Segment Open

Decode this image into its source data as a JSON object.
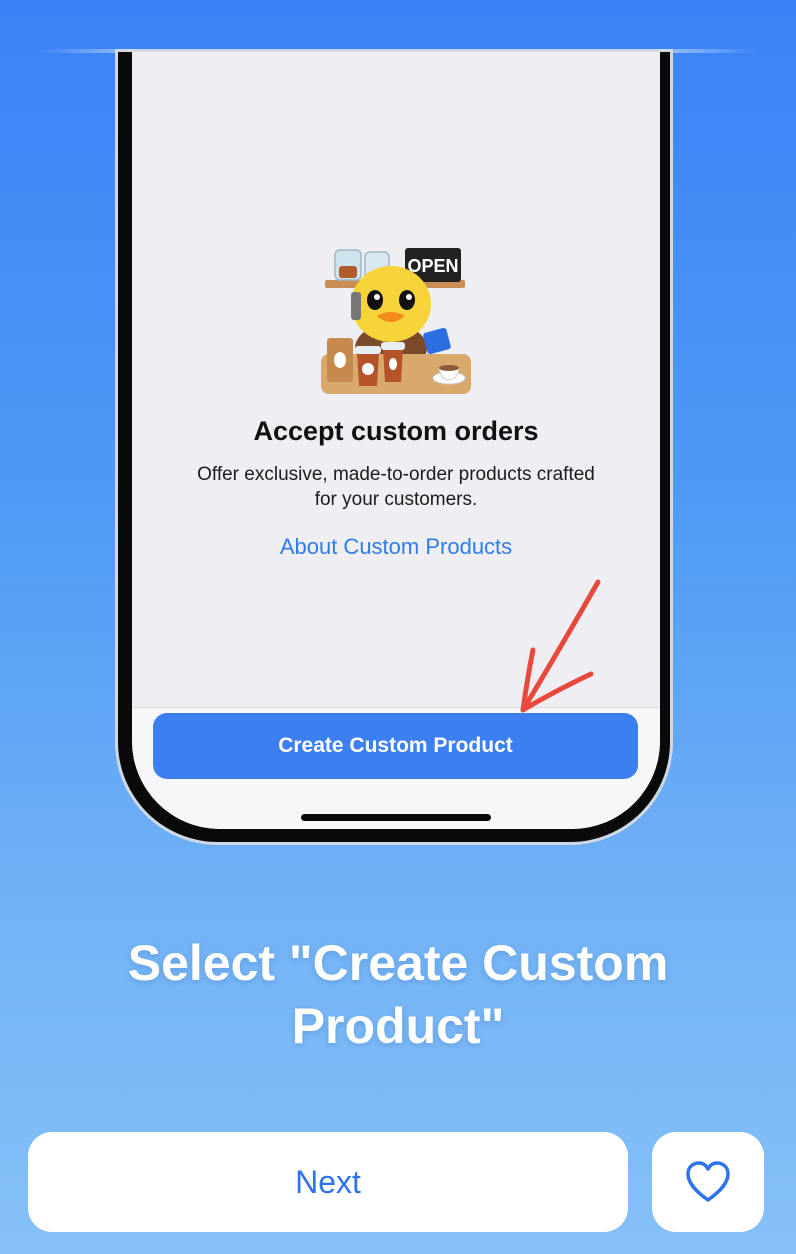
{
  "screen": {
    "title": "Accept custom orders",
    "description": "Offer exclusive, made-to-order products crafted for your customers.",
    "link": "About Custom Products",
    "primary_button": "Create Custom Product",
    "sign_text": "OPEN"
  },
  "instruction": {
    "headline": "Select \"Create Custom Product\""
  },
  "footer": {
    "next_label": "Next",
    "favorite_icon": "heart-outline-icon"
  },
  "colors": {
    "accent": "#3b7ff0",
    "link": "#2f7de8",
    "arrow": "#e9483c",
    "background_top": "#3b82f6",
    "background_bottom": "#86c0f8"
  }
}
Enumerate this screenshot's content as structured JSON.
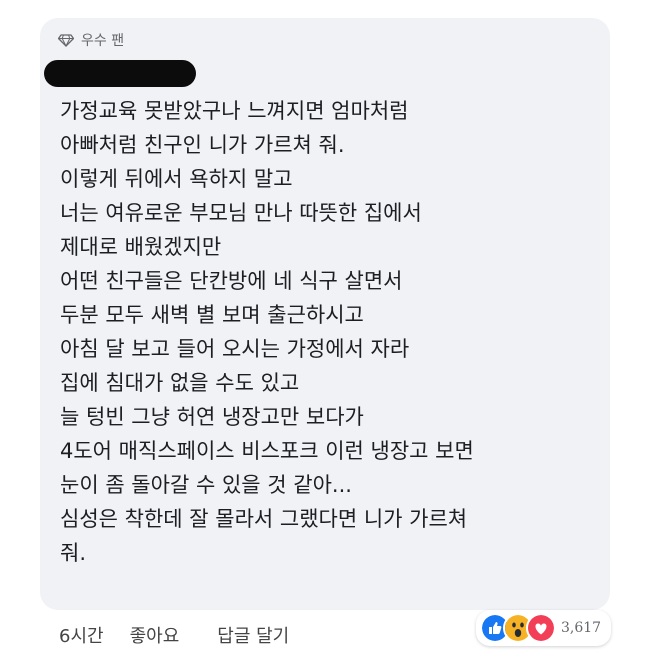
{
  "badge": {
    "label": "우수 팬"
  },
  "comment": {
    "lines": [
      "가정교육 못받았구나 느껴지면 엄마처럼",
      "아빠처럼 친구인 니가 가르쳐 줘.",
      "이렇게 뒤에서 욕하지 말고",
      "너는 여유로운 부모님 만나 따뜻한 집에서",
      "제대로 배웠겠지만",
      "어떤 친구들은 단칸방에 네 식구 살면서",
      "두분 모두 새벽 별 보며 출근하시고",
      "아침 달 보고 들어 오시는 가정에서 자라",
      "집에 침대가 없을 수도 있고",
      "늘 텅빈 그냥 허연 냉장고만 보다가",
      "4도어 매직스페이스 비스포크 이런 냉장고 보면",
      "눈이 좀 돌아갈 수 있을 것 같아...",
      "심성은 착한데 잘 몰라서 그랬다면 니가 가르쳐",
      "줘."
    ]
  },
  "actions": {
    "time": "6시간",
    "like": "좋아요",
    "reply": "답글 달기"
  },
  "reactions": {
    "icons": [
      "like-icon",
      "wow-icon",
      "love-icon"
    ],
    "count": "3,617",
    "colors": {
      "like": "#1877f2",
      "wow": "#f7b125",
      "love": "#f33e58"
    }
  }
}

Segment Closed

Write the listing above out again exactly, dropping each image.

Decode this image into its source data as a JSON object.
{
  "screen": {
    "title": "Accept custom orders",
    "description": "Offer exclusive, made-to-order products crafted for your customers.",
    "link": "About Custom Products",
    "primary_button": "Create Custom Product",
    "sign_text": "OPEN"
  },
  "instruction": {
    "headline": "Select \"Create Custom Product\""
  },
  "footer": {
    "next_label": "Next",
    "favorite_icon": "heart-outline-icon"
  },
  "colors": {
    "accent": "#3b7ff0",
    "link": "#2f7de8",
    "arrow": "#e9483c",
    "background_top": "#3b82f6",
    "background_bottom": "#86c0f8"
  }
}
Enumerate this screenshot's content as structured JSON.
{
  "badge": {
    "label": "우수 팬"
  },
  "comment": {
    "lines": [
      "가정교육 못받았구나 느껴지면 엄마처럼",
      "아빠처럼 친구인 니가 가르쳐 줘.",
      "이렇게 뒤에서 욕하지 말고",
      "너는 여유로운 부모님 만나 따뜻한 집에서",
      "제대로 배웠겠지만",
      "어떤 친구들은 단칸방에 네 식구 살면서",
      "두분 모두 새벽 별 보며 출근하시고",
      "아침 달 보고 들어 오시는 가정에서 자라",
      "집에 침대가 없을 수도 있고",
      "늘 텅빈 그냥 허연 냉장고만 보다가",
      "4도어 매직스페이스 비스포크 이런 냉장고 보면",
      "눈이 좀 돌아갈 수 있을 것 같아...",
      "심성은 착한데 잘 몰라서 그랬다면 니가 가르쳐",
      "줘."
    ]
  },
  "actions": {
    "time": "6시간",
    "like": "좋아요",
    "reply": "답글 달기"
  },
  "reactions": {
    "icons": [
      "like-icon",
      "wow-icon",
      "love-icon"
    ],
    "count": "3,617",
    "colors": {
      "like": "#1877f2",
      "wow": "#f7b125",
      "love": "#f33e58"
    }
  }
}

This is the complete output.